Although the design of the service is argued as fundamental to support the reported behavioral changes, the social and technological context in which the service was introduced must also be acknowledged. The UbiGo service was, as already mentioned, based on existing transport services and infrastructures, and thus potential customers were those deemed to have sufficient access to the existing services and infrastructures. Although the UbiGo service ‘only’ repackaged already available services, the process utilized: (1) the dissemination of new mobile technology, i.e. smartphones, even though access differs across age groups; and (2) shifting consumer attitudes and behaviors towards sharing and servicing with less emphasis on personal ownership (Hamari et al. 2016).

Just as there is currently no definitive version of ‘MaaS’, there also does not exist any ‘one size fits all’ MaaS for all contexts. Noting that MaaS is largely an organizational approach, any MaaS service needs to be tailored to the local geography, culture, and stakeholder ecosystem, as well as personalized to the individual/household. The tailoring of the service should also be coupled with a cost-effectiveness analysis for the case at hand.

Final thoughts

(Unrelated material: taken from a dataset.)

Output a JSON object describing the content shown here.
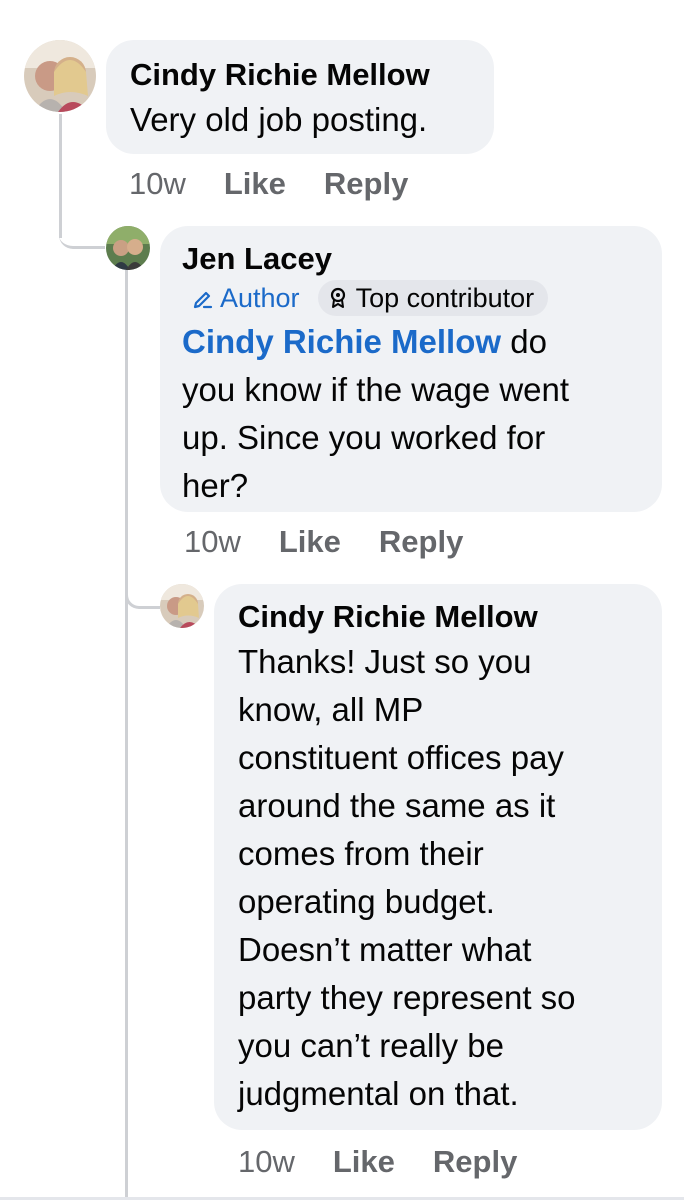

The case of UbiGo illustrates the potential for an, overall, ‘virtuous cycle’ between the service and its impact (e.g. behavioral change, sustainability). The need-based approach for the entire household and design elements such as the ‘transportation smorgasbord’, simplicity, improved access and flexibility, economy, and trialability (Sochor et al. 2016) facilitated the use of the service in a personalized way. It met participants’ mobility needs (almost; see below) by offering a full range of choices in a flexible manner. The pricing structure encouraged mode choice for each trip and reduced lock-in effects, and the app design made the choices apparent, which enabled the customer to freely choose and experiment within their adaptable, personalized subscription. This led to both anticipated and unanticipated behavioral changes, which meant that participants both gained insight into that they did not previously fully understand their needs and preconditions, and re-evaluated their choices, options, and perceptions of convenience. And in the end, users generally shifted to more sustainable transport choices.

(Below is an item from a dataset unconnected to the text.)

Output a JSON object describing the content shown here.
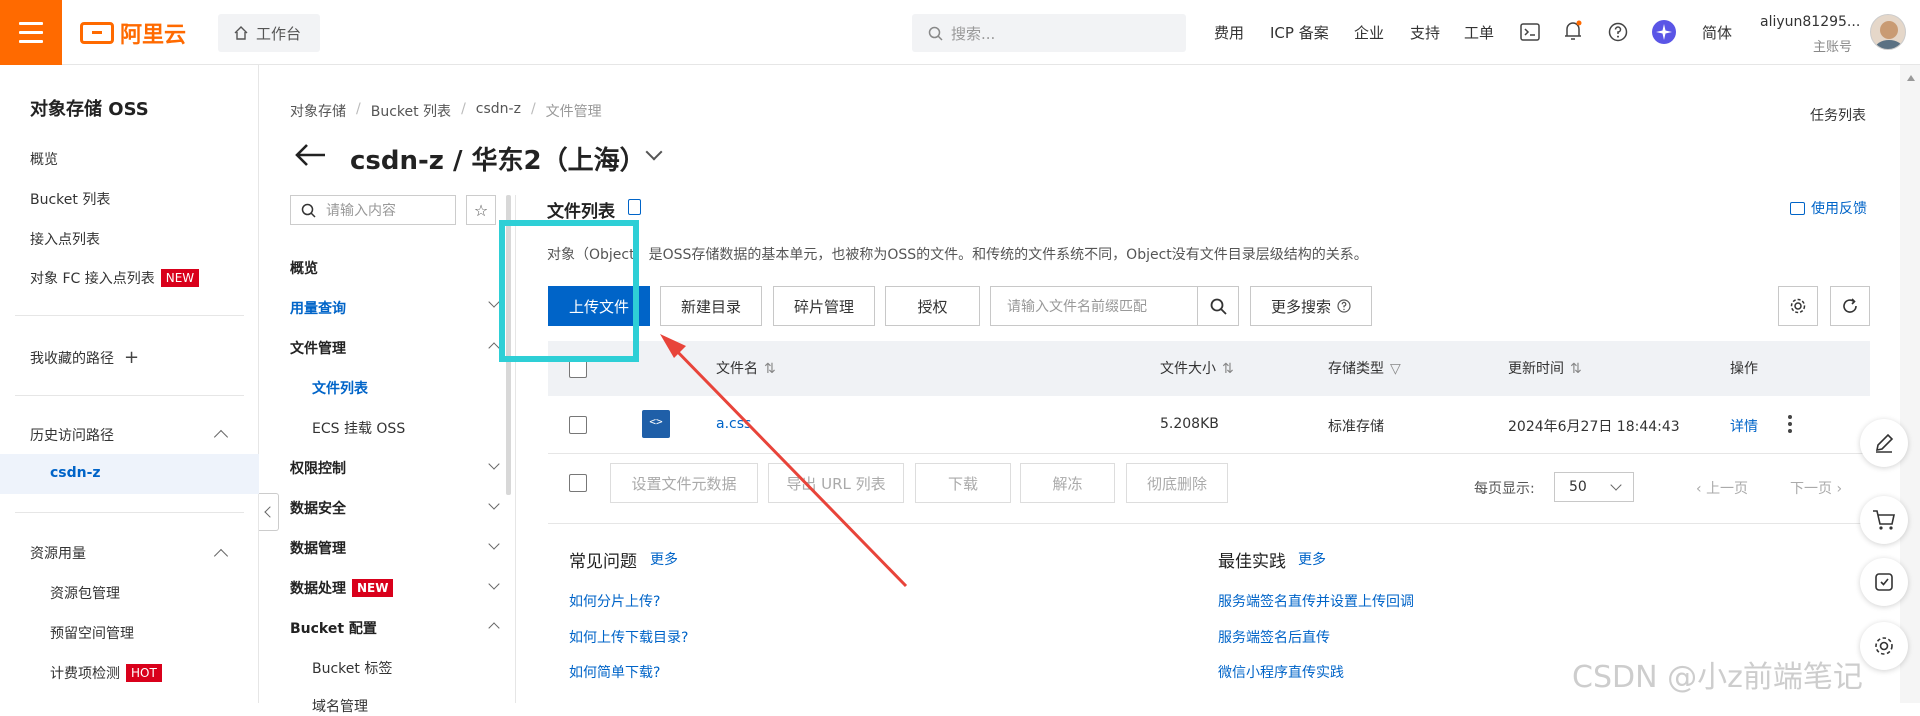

Overall, the results from the trial demonstrate the potential and relevance of new and innovative measures such as ‘Mobility as a Service’ solutions. Although it does not yet exist, the larger vision is to achieve MaaS level 4 in which local policies are integrated into the service, whereby MaaS becomes more strongly connected to city governance and planning (Sochor et al. 2017). In the end, fundamentally new, different and targeted transport service offers are needed, based on a more holistic approach and the notion of a co-operative and interconnected transport system (including services, infrastructure, information, payment, etc.), where boundaries between not only transport modes are blurred but also between public and private actors.